For most MD hashes, the state and output are the same, with a larger block size, this means the chance of a state collision is most likely higher than the specified security level of the hash, hence the strengthening by adding the length.

• Hm, I don't think I completely understand. If I have to messages that are identical, but one is shorter than the other. And then after the padding they look the same. How can any hash function possible calculate different hash values for that? – CGFoX Jul 23 '14 at 20:31
• @CGFoX: you can't have two distinct messages that pad into the same. For example, if one message (in binary) was 101101 and the other was 10110100, the first would pad to 101101100000, and the second would pad to 101101001000 -- they don't look the same. – poncho Jul 23 '14 at 22:05
• @CGFoX I will edit my answer with an example – Richie Frame Jul 24 '14 at 1:40

Isn't it still possible to find two different inputs that will be padded to the same value and then deliver the same hash?

Well, no, it isn't. Given a padded message (that is, padded by adding a 1 bit, and then as many 0 bits as needed to fill it out to a multiple of the internal block size), we can unambiguously recover the original message -- by stripping off all the zeros, and the last 1.

So, why does Merkle-Damgard insert the length the message length into the last block, while Keccak doesn't? Well, remember that Merkle-Damgard has a relatively small internal state. I suspect that they were worried about someone finding a fixed point for the compression function; that is, if we were at state $S_i$, and we found a message block $M$ such that $S_{i+1} = Compress_M( S_i ) = S_i$, then we can generate a collision by either inserting or not inserting the message block $M$ right there. And, it's easy to find such state/message block pairs -- what's tough is finding previous message blocks that would take us to state $S_i$. However, they appear to be reluctant to rely on the hardness of that problem -- hence they void the attack by inserting the message length in the final block.

Now, sponge hash functions have much larger internal states, and so the worry about finding a duplicate such as above is much less.

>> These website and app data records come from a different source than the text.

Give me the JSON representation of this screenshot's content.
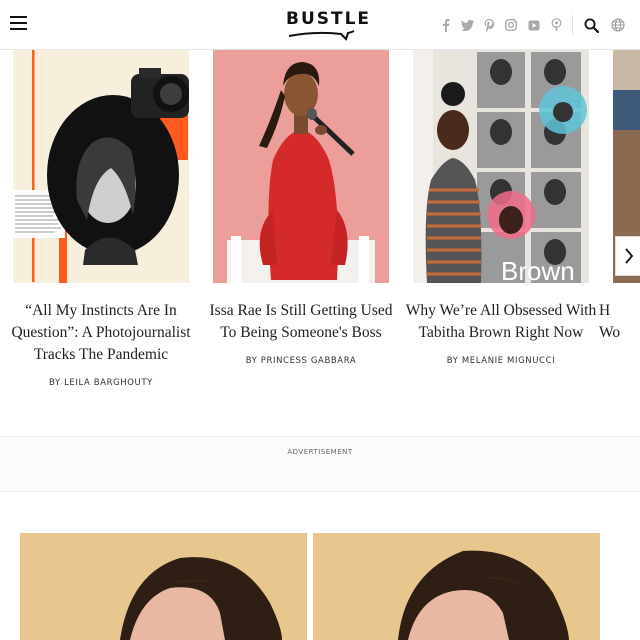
{
  "header": {
    "logo": "BUSTLE",
    "social_icons": [
      "facebook-icon",
      "twitter-icon",
      "pinterest-icon",
      "instagram-icon",
      "youtube-icon",
      "podcast-icon"
    ],
    "utility_icons": [
      "search-icon",
      "globe-icon"
    ]
  },
  "carousel": {
    "cards": [
      {
        "title": "“All My Instincts Are In Question”: A Photojournalist Tracks The Pandemic",
        "byline": "BY LEILA BARGHOUTY"
      },
      {
        "title": "Issa Rae Is Still Getting Used To Being Someone's Boss",
        "byline": "BY PRINCESS GABBARA"
      },
      {
        "title": "Why We’re All Obsessed With Tabitha Brown Right Now",
        "byline": "BY MELANIE MIGNUCCI",
        "image_text": "Brown"
      },
      {
        "title": "H\nWo",
        "byline": ""
      }
    ],
    "next_icon": "chevron-right-icon"
  },
  "ad": {
    "label": "ADVERTISEMENT"
  },
  "colors": {
    "accent_orange": "#ff5a1f",
    "cream": "#f5efdc",
    "pink_bg": "#ec9f9a",
    "red_dress": "#d42a2a",
    "tan": "#e7c78e"
  }
}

• No, we can't just strip off al zeros and the last 1. Because what if the input already has an apropriate length, but still ends with a 1 and zeros? How would you know which digits belong to the padding and which to the original message? – CGFoX Jul 23 '14 at 20:25
• @CGFoX: we always add precisely one 1, and then add zeros; if the input ended with a '1' bit (or '0x01' byte), we'll still pad by adding a '1' bit (or, if we're dealing with bytes, an 0x80 0x00 0x00 ... 0x00 pattern) – poncho Jul 23 '14 at 20:29
• Oh ok, so even if a message has the appropriate length we still add a 1 and then as many zeros as needed? Then why is it not possible to do that for Merkle-Damgard? – CGFoX Jul 23 '14 at 20:33
• @CGFoX: it is (and, in fact, they do -- they just add a length field as well). However, I believe that the original MD designers may have been afraid that wasn't sufficient -- that if somewhere were to find a fixed point, then it would allow a collision (and the length field would invalidate that). – poncho Jul 23 '14 at 22:03